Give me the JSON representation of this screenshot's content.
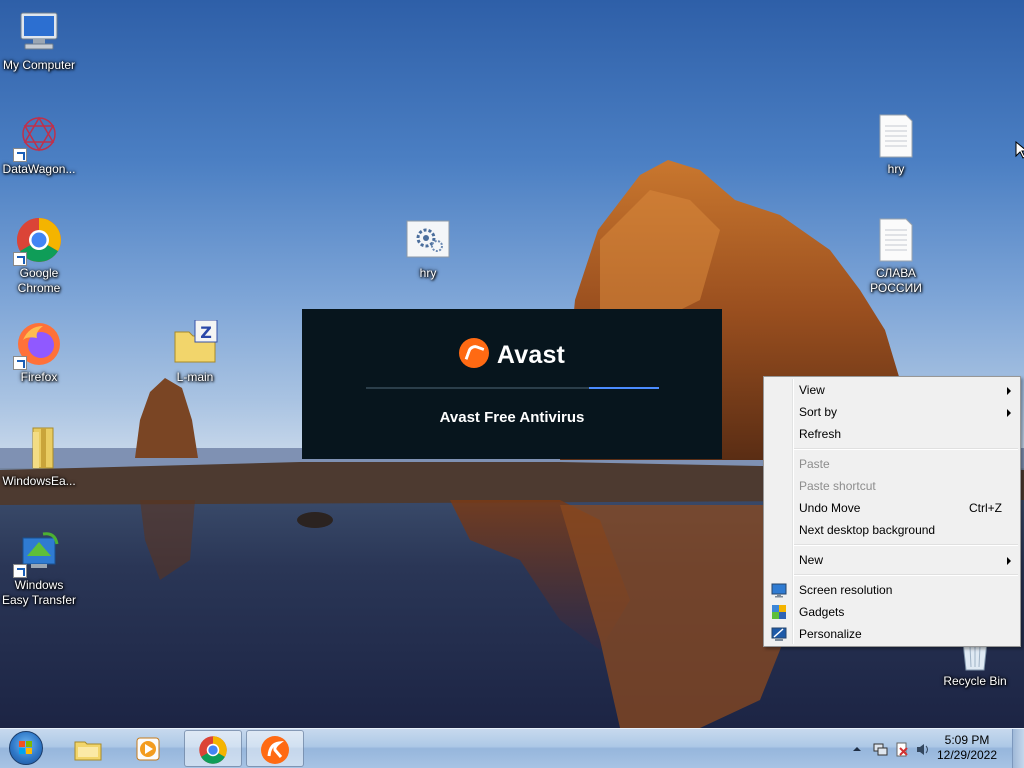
{
  "desktop_icons": {
    "my_computer": "My Computer",
    "datawagon": "DataWagon...",
    "chrome": "Google Chrome",
    "firefox": "Firefox",
    "windowsea": "WindowsEa...",
    "easy_transfer": "Windows Easy Transfer",
    "lmain": "L-main",
    "hry_center": "hry",
    "hry_right": "hry",
    "slava": "СЛАВА РОССИИ",
    "recycle_bin": "Recycle Bin"
  },
  "splash": {
    "brand": "Avast",
    "product": "Avast Free Antivirus",
    "progress": 0.24,
    "brand_color": "#ff6a13",
    "progress_color": "#4b8cff"
  },
  "context_menu": {
    "view": "View",
    "sort_by": "Sort by",
    "refresh": "Refresh",
    "paste": "Paste",
    "paste_shortcut": "Paste shortcut",
    "undo_move": "Undo Move",
    "undo_shortcut": "Ctrl+Z",
    "next_background": "Next desktop background",
    "new": "New",
    "screen_resolution": "Screen resolution",
    "gadgets": "Gadgets",
    "personalize": "Personalize"
  },
  "taskbar": {
    "time": "5:09 PM",
    "date": "12/29/2022"
  }
}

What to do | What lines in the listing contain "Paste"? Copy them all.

Result |
    "paste": "Paste",
    "paste_shortcut": "Paste shortcut",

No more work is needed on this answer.